WHAT YOU HAVE TO DO -
The response must contain all of the entries, each one repeated exactly.

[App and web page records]
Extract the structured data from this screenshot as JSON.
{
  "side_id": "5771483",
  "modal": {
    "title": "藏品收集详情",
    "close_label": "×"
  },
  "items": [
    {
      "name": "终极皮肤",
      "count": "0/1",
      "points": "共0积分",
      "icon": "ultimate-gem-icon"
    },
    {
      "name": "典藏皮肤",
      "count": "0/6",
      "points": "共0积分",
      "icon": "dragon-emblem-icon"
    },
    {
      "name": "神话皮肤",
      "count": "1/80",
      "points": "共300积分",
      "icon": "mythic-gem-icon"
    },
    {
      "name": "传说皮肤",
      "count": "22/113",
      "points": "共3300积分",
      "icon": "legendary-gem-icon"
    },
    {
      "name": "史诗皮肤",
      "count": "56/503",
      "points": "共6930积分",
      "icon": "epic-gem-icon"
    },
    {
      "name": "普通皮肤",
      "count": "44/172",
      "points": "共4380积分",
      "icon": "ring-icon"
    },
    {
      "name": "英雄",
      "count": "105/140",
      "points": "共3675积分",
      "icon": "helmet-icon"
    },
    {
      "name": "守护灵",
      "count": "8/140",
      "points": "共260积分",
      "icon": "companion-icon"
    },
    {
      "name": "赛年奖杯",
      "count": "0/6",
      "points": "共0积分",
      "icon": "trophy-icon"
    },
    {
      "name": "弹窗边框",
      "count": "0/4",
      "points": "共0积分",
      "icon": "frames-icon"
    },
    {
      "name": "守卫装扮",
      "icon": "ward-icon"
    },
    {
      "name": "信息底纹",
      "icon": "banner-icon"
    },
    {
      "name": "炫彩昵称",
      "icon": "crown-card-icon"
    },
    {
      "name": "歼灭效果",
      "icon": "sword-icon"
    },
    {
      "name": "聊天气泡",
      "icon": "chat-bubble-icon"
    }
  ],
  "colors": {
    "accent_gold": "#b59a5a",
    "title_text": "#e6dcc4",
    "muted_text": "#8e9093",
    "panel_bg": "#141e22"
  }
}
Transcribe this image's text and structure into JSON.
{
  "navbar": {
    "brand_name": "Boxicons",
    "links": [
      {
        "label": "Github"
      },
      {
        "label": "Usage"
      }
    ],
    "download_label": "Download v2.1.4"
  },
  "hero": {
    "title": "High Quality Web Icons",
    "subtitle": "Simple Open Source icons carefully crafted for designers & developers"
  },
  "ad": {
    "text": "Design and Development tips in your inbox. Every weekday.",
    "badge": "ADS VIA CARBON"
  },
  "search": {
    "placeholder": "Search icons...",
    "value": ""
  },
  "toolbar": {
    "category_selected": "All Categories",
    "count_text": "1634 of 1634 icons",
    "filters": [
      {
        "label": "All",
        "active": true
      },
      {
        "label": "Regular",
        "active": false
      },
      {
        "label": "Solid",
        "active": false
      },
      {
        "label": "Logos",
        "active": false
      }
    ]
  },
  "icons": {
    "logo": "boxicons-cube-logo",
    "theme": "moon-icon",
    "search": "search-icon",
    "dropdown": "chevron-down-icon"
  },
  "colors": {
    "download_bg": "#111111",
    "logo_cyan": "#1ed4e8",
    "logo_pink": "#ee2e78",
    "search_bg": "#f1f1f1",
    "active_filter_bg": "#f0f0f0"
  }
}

ANSWER TO THIS EXERCISE -
Extract the structured data from this screenshot as JSON.
{
  "side_id": "5771483",
  "modal": {
    "title": "藏品收集详情",
    "close_label": "×"
  },
  "items": [
    {
      "name": "终极皮肤",
      "count": "0/1",
      "points": "共0积分",
      "icon": "ultimate-gem-icon"
    },
    {
      "name": "典藏皮肤",
      "count": "0/6",
      "points": "共0积分",
      "icon": "dragon-emblem-icon"
    },
    {
      "name": "神话皮肤",
      "count": "1/80",
      "points": "共300积分",
      "icon": "mythic-gem-icon"
    },
    {
      "name": "传说皮肤",
      "count": "22/113",
      "points": "共3300积分",
      "icon": "legendary-gem-icon"
    },
    {
      "name": "史诗皮肤",
      "count": "56/503",
      "points": "共6930积分",
      "icon": "epic-gem-icon"
    },
    {
      "name": "普通皮肤",
      "count": "44/172",
      "points": "共4380积分",
      "icon": "ring-icon"
    },
    {
      "name": "英雄",
      "count": "105/140",
      "points": "共3675积分",
      "icon": "helmet-icon"
    },
    {
      "name": "守护灵",
      "count": "8/140",
      "points": "共260积分",
      "icon": "companion-icon"
    },
    {
      "name": "赛年奖杯",
      "count": "0/6",
      "points": "共0积分",
      "icon": "trophy-icon"
    },
    {
      "name": "弹窗边框",
      "count": "0/4",
      "points": "共0积分",
      "icon": "frames-icon"
    },
    {
      "name": "守卫装扮",
      "icon": "ward-icon"
    },
    {
      "name": "信息底纹",
      "icon": "banner-icon"
    },
    {
      "name": "炫彩昵称",
      "icon": "crown-card-icon"
    },
    {
      "name": "歼灭效果",
      "icon": "sword-icon"
    },
    {
      "name": "聊天气泡",
      "icon": "chat-bubble-icon"
    }
  ],
  "colors": {
    "accent_gold": "#b59a5a",
    "title_text": "#e6dcc4",
    "muted_text": "#8e9093",
    "panel_bg": "#141e22"
  }
}
Transcribe this image's text and structure into JSON.
{
  "navbar": {
    "brand_name": "Boxicons",
    "links": [
      {
        "label": "Github"
      },
      {
        "label": "Usage"
      }
    ],
    "download_label": "Download v2.1.4"
  },
  "hero": {
    "title": "High Quality Web Icons",
    "subtitle": "Simple Open Source icons carefully crafted for designers & developers"
  },
  "ad": {
    "text": "Design and Development tips in your inbox. Every weekday.",
    "badge": "ADS VIA CARBON"
  },
  "search": {
    "placeholder": "Search icons...",
    "value": ""
  },
  "toolbar": {
    "category_selected": "All Categories",
    "count_text": "1634 of 1634 icons",
    "filters": [
      {
        "label": "All",
        "active": true
      },
      {
        "label": "Regular",
        "active": false
      },
      {
        "label": "Solid",
        "active": false
      },
      {
        "label": "Logos",
        "active": false
      }
    ]
  },
  "icons": {
    "logo": "boxicons-cube-logo",
    "theme": "moon-icon",
    "search": "search-icon",
    "dropdown": "chevron-down-icon"
  },
  "colors": {
    "download_bg": "#111111",
    "logo_cyan": "#1ed4e8",
    "logo_pink": "#ee2e78",
    "search_bg": "#f1f1f1",
    "active_filter_bg": "#f0f0f0"
  }
}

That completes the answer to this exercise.